The table below summarizes the comparisons between LXC vs Docker:
|Operating System||Provides Nominal operating system environment that can support and handle all the required features and capabilities of Linux Environment.||Docker platform runs natively on Linux but can also run on windows. Later support for macOS is also included, and thus Docker is not completely Linux dependent but natively uses the operating system on which it is running.|
|Popularity||LXC is quite old, but due to some limitations did not get much popularity among the developers and admin.||When it comes to popularity for containerization technologies, docker is the winner. Docker took containers beyond the OS level to merge the granular world of applications by itself. We can say docker is an extension to LXC and hence gained popularity.|
|Tooling||When it comes to tools, LXC tooling sticks is quite close to traditional system admins running bare metal servers have used to, i.e. direct SSH access, which allows the usage of automation scripts that the team might have utilized on bare metal or virtual machines running on Virtual Box and any other virtualized production environments. This portability feature makes the migration of any applications from a traditional Linux server to run on LXC containers quite seamless, but only if you are not using any other containerization solutions such as dockers already.
The LXC CLI can help run multiple commands such as managing tasks, creating, launching, and deleting the LXC containers.
When it comes to tools in the case of Docker is centred around the Docker CLI (Command Line Interface), with commands for listing the images, gathering and handling Docker images. Docker Hub, which is a public image registry, can provide access to a variable number of images for frequently used applications. If required then, you can also download the required operating system images, which lets you run on a docker container. For example, let’s say, a Linux operating system in a Docker container. This particular function would be typically associated with some LXC containers, which allows us to run operating systems without much a need for VM. However, Docker containers are lighter weight for handling applications to support the fast pacing, achieve higher scalability, and deploy the required applications with the microservice architecture.
|EcoSystem and Cloud Support||We don’t need any other vendor for the tooling of LXC, as an ecosystem that we already use on Linux will be enough to support LXC as well.||Docker requires much more specialized support for a sizeable ecosystem. Docker is supported by major cloud providers such as AWS, IBM, Google, and Microsoft Azure. Docker ecosystem includes Docker Swarn to manage docker container cluster; Docker Trusted Registry to manage Docker images’ registry; Docker Compose to launch multiple applications on multiple containers that require an exchange of data and finally, Docker Machine to create docker enable virtual machine.|

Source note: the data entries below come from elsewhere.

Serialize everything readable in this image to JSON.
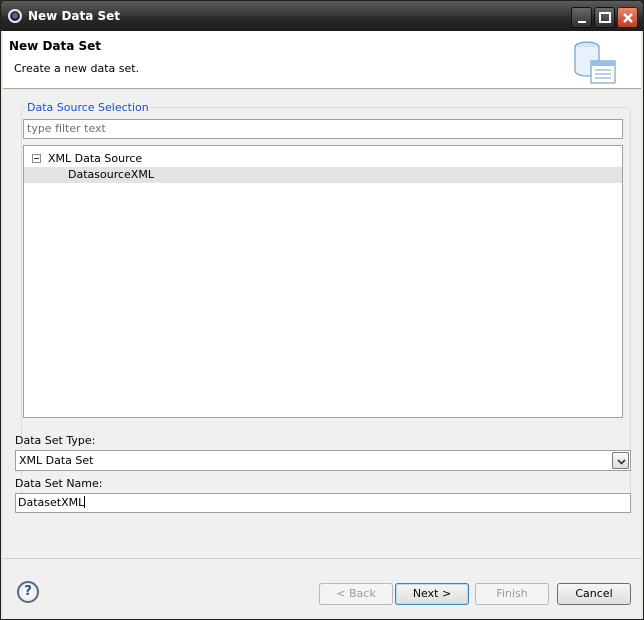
{
  "window": {
    "title": "New Data Set"
  },
  "banner": {
    "heading": "New Data Set",
    "description": "Create a new data set."
  },
  "data_source_selection": {
    "legend": "Data Source Selection",
    "filter_placeholder": "type filter text",
    "tree": [
      {
        "label": "XML Data Source",
        "expanded": true
      },
      {
        "label": "DatasourceXML",
        "selected": true
      }
    ]
  },
  "data_set_type": {
    "label": "Data Set Type:",
    "value": "XML Data Set"
  },
  "data_set_name": {
    "label": "Data Set Name:",
    "value": "DatasetXML"
  },
  "buttons": {
    "back": "< Back",
    "next": "Next >",
    "finish": "Finish",
    "cancel": "Cancel"
  },
  "help": {
    "glyph": "?"
  },
  "colors": {
    "legend": "#1f4fbf",
    "selection": "#e3e3e3",
    "titlebar": "#2a2a2a"
  }
}
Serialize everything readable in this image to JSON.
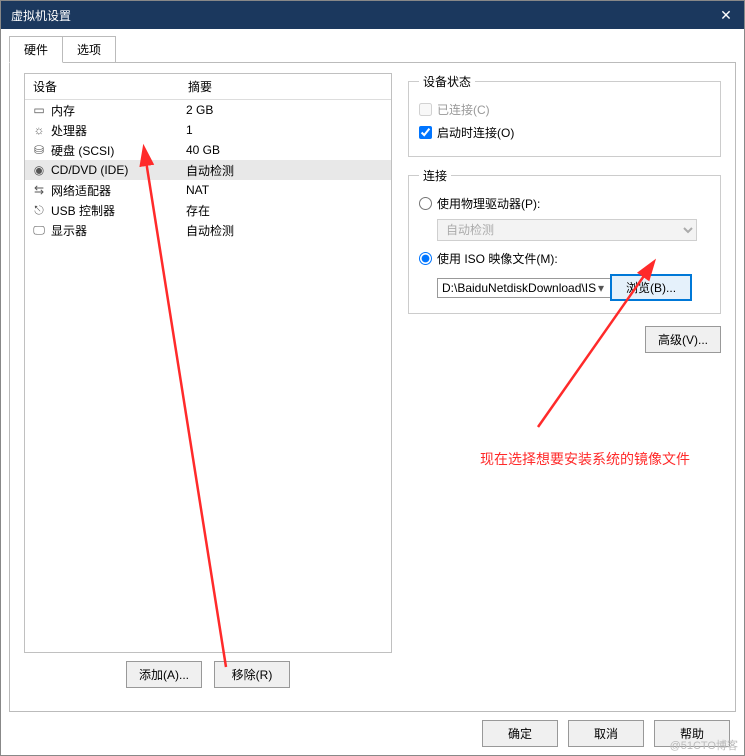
{
  "window": {
    "title": "虚拟机设置"
  },
  "tabs": {
    "hardware": "硬件",
    "options": "选项"
  },
  "list": {
    "header_device": "设备",
    "header_summary": "摘要",
    "rows": [
      {
        "name": "内存",
        "summary": "2 GB",
        "icon": "memory"
      },
      {
        "name": "处理器",
        "summary": "1",
        "icon": "cpu"
      },
      {
        "name": "硬盘 (SCSI)",
        "summary": "40 GB",
        "icon": "disk"
      },
      {
        "name": "CD/DVD (IDE)",
        "summary": "自动检测",
        "icon": "disc"
      },
      {
        "name": "网络适配器",
        "summary": "NAT",
        "icon": "network"
      },
      {
        "name": "USB 控制器",
        "summary": "存在",
        "icon": "usb"
      },
      {
        "name": "显示器",
        "summary": "自动检测",
        "icon": "display"
      }
    ]
  },
  "buttons": {
    "add": "添加(A)...",
    "remove": "移除(R)",
    "advanced": "高级(V)...",
    "browse": "浏览(B)...",
    "ok": "确定",
    "cancel": "取消",
    "help": "帮助"
  },
  "status": {
    "legend": "设备状态",
    "connected": "已连接(C)",
    "connect_power_on": "启动时连接(O)"
  },
  "connection": {
    "legend": "连接",
    "physical": "使用物理驱动器(P):",
    "physical_value": "自动检测",
    "iso": "使用 ISO 映像文件(M):",
    "iso_path": "D:\\BaiduNetdiskDownload\\IS"
  },
  "annotation": "现在选择想要安装系统的镜像文件",
  "watermark": "@51CTO博客"
}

|Ease of Use||Moving from VM to LXC is quite easier as LXC runs a standard init for system images, which lets you run on a docker container. For example, lest say, a Linux operating system in a Docker container. This particular function would be typically associated with some LXC containers, which allows us to run operating systems without much a need for VM. However, Docker containers are lighter weight for handling applications to support the fast pacing, achieve higher scalability, and deploy the required applications with the microservice architecture.||When it comes to the migration is a bit complex when it is completed to LXC from VM, but for developers, since they need not use raw low-level API will be simpler and easily learnable.|

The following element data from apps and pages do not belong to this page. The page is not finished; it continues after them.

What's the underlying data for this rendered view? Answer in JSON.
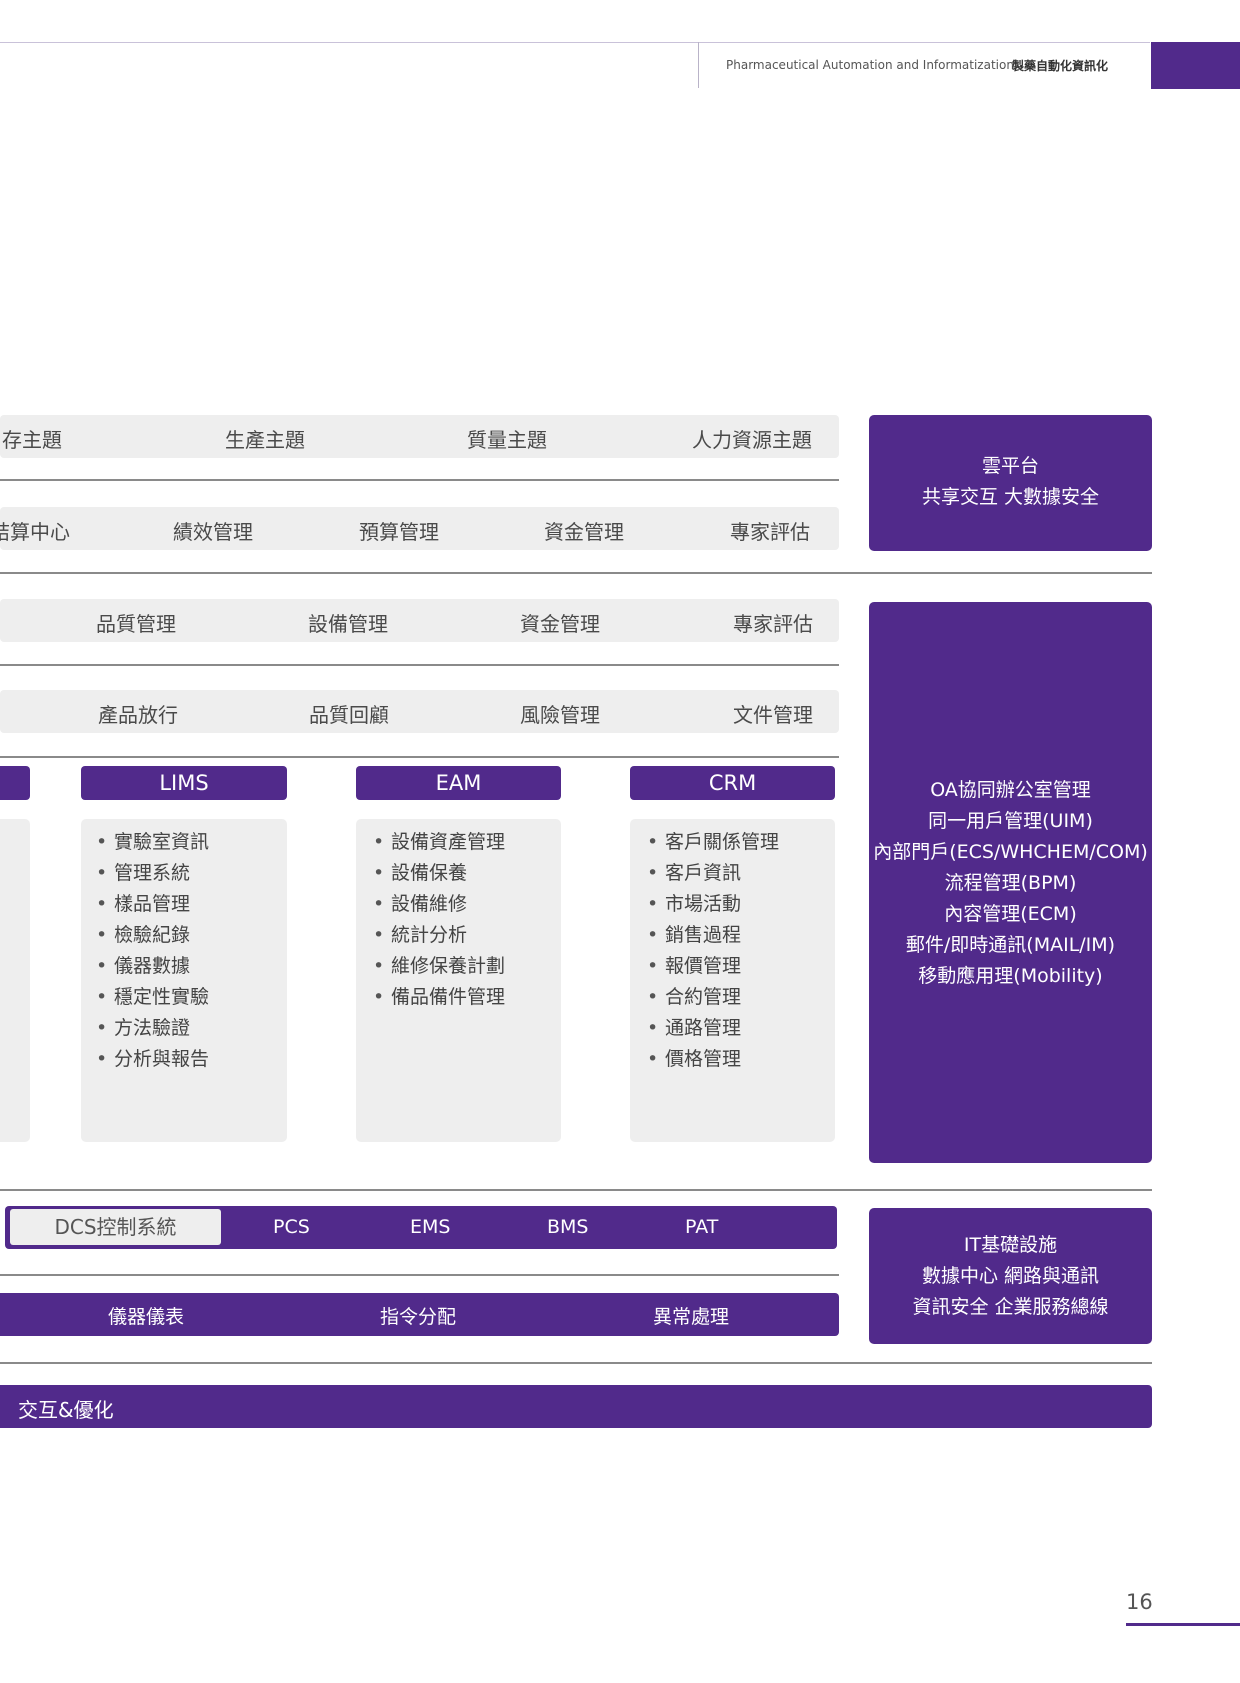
{
  "header": {
    "english": "Pharmaceutical Automation and Informatization",
    "chinese": "製藥自動化資訊化"
  },
  "themes": [
    "存主題",
    "生產主題",
    "質量主題",
    "人力資源主題"
  ],
  "management_row": [
    "結算中心",
    "績效管理",
    "預算管理",
    "資金管理",
    "專家評估"
  ],
  "quality_row": [
    "品質管理",
    "設備管理",
    "資金管理",
    "專家評估"
  ],
  "release_row": [
    "產品放行",
    "品質回顧",
    "風險管理",
    "文件管理"
  ],
  "cloud_panel": {
    "line1": "雲平台",
    "line2": "共享交互 大數據安全"
  },
  "systems": [
    {
      "title": "LIMS",
      "items": [
        "實驗室資訊",
        "管理系統",
        "樣品管理",
        "檢驗紀錄",
        "儀器數據",
        "穩定性實驗",
        "方法驗證",
        "分析與報告"
      ]
    },
    {
      "title": "EAM",
      "items": [
        "設備資產管理",
        "設備保養",
        "設備維修",
        "統計分析",
        "維修保養計劃",
        "備品備件管理"
      ]
    },
    {
      "title": "CRM",
      "items": [
        "客戶關係管理",
        "客戶資訊",
        "市場活動",
        "銷售過程",
        "報價管理",
        "合約管理",
        "通路管理",
        "價格管理"
      ]
    }
  ],
  "oa_panel": [
    "OA協同辦公室管理",
    "同一用戶管理(UIM)",
    "內部門戶(ECS/WHCHEM/COM)",
    "流程管理(BPM)",
    "內容管理(ECM)",
    "郵件/即時通訊(MAIL/IM)",
    "移動應用理(Mobility)"
  ],
  "control": {
    "dcs": "DCS控制系統",
    "pcs": "PCS",
    "ems": "EMS",
    "bms": "BMS",
    "pat": "PAT"
  },
  "bottom_row": [
    "儀器儀表",
    "指令分配",
    "異常處理"
  ],
  "it_panel": {
    "line1": "IT基礎設施",
    "line2": "數據中心 網路與通訊",
    "line3": "資訊安全 企業服務總線"
  },
  "interaction_bar": "交互&優化",
  "page_number": "16",
  "colors": {
    "accent": "#512a8b",
    "panel_grey": "#eeeeee",
    "rule": "#8a8a8a"
  }
}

LXC offers quiet a big advantage of a Virtual environment on Linux, providing isolation from one another. It is also a cheaper and faster alternative to VM. Docker is a significant extension of docker capabilities and hence more preferred among the developer and organizations.

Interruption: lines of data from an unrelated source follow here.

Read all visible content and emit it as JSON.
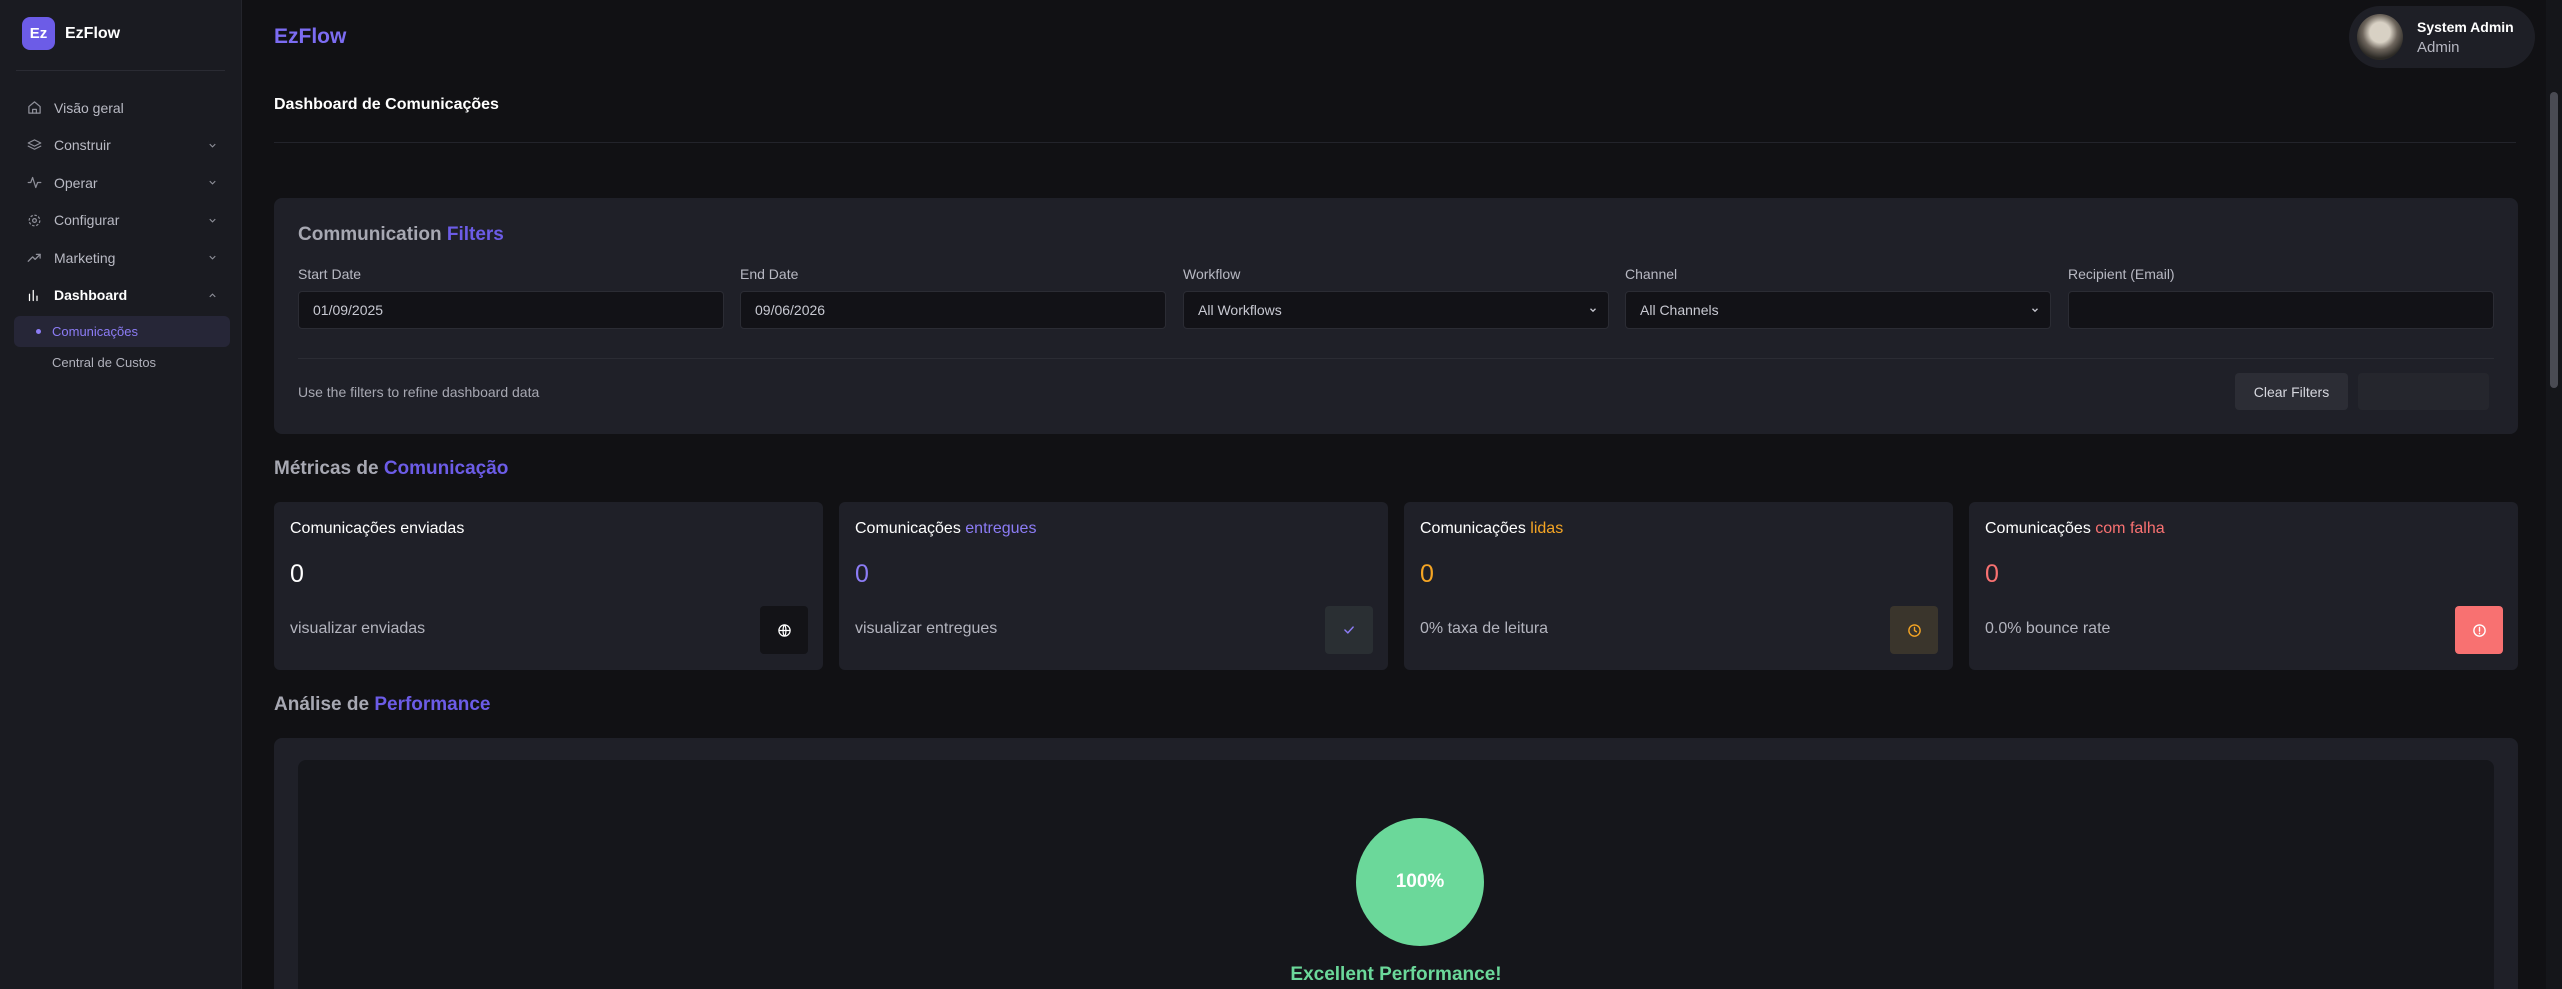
{
  "brand": {
    "logo_text": "Ez",
    "name": "EzFlow"
  },
  "sidebar": {
    "items": [
      {
        "label": "Visão geral",
        "icon": "home-icon"
      },
      {
        "label": "Construir",
        "icon": "layers-icon"
      },
      {
        "label": "Operar",
        "icon": "activity-icon"
      },
      {
        "label": "Configurar",
        "icon": "gear-icon"
      },
      {
        "label": "Marketing",
        "icon": "trending-up-icon"
      },
      {
        "label": "Dashboard",
        "icon": "bar-chart-icon"
      }
    ],
    "sub_items": [
      {
        "label": "Comunicações"
      },
      {
        "label": "Central de Custos"
      }
    ]
  },
  "header": {
    "title": "EzFlow"
  },
  "user": {
    "name": "System Admin",
    "role": "Admin"
  },
  "page": {
    "title": "Dashboard de Comunicações"
  },
  "filters": {
    "title_prefix": "Communication",
    "title_accent": "Filters",
    "start_date": {
      "label": "Start Date",
      "value": "01/09/2025"
    },
    "end_date": {
      "label": "End Date",
      "value": "09/06/2026"
    },
    "workflow": {
      "label": "Workflow",
      "value": "All Workflows"
    },
    "channel": {
      "label": "Channel",
      "value": "All Channels"
    },
    "recipient": {
      "label": "Recipient (Email)",
      "value": ""
    },
    "hint": "Use the filters to refine dashboard data",
    "clear_label": "Clear Filters"
  },
  "metrics": {
    "title_prefix": "Métricas de",
    "title_accent": "Comunicação",
    "cards": [
      {
        "title_prefix": "Comunicações enviadas",
        "title_accent": "",
        "value": "0",
        "sub": "visualizar enviadas",
        "icon": "globe-icon",
        "accent_color": "#ffffff",
        "icon_bg": "#131317"
      },
      {
        "title_prefix": "Comunicações",
        "title_accent": "entregues",
        "value": "0",
        "sub": "visualizar entregues",
        "icon": "check-icon",
        "accent_color": "#8c7cf5",
        "icon_bg": "#2a2f33"
      },
      {
        "title_prefix": "Comunicações",
        "title_accent": "lidas",
        "value": "0",
        "sub": "0% taxa de leitura",
        "icon": "clock-icon",
        "accent_color": "#f5a524",
        "icon_bg": "#3a352c"
      },
      {
        "title_prefix": "Comunicações",
        "title_accent": "com falha",
        "value": "0",
        "sub": "0.0% bounce rate",
        "icon": "alert-circle-icon",
        "accent_color": "#f87171",
        "icon_bg": "#f87171"
      }
    ]
  },
  "performance": {
    "title_prefix": "Análise de",
    "title_accent": "Performance",
    "score": "100%",
    "status": "Excellent Performance!"
  }
}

This is a guide to the top differences between LXC vs Docker. Here we discuss the key differences with infographics and comparison table. You may also have a look at the following articles to learn more –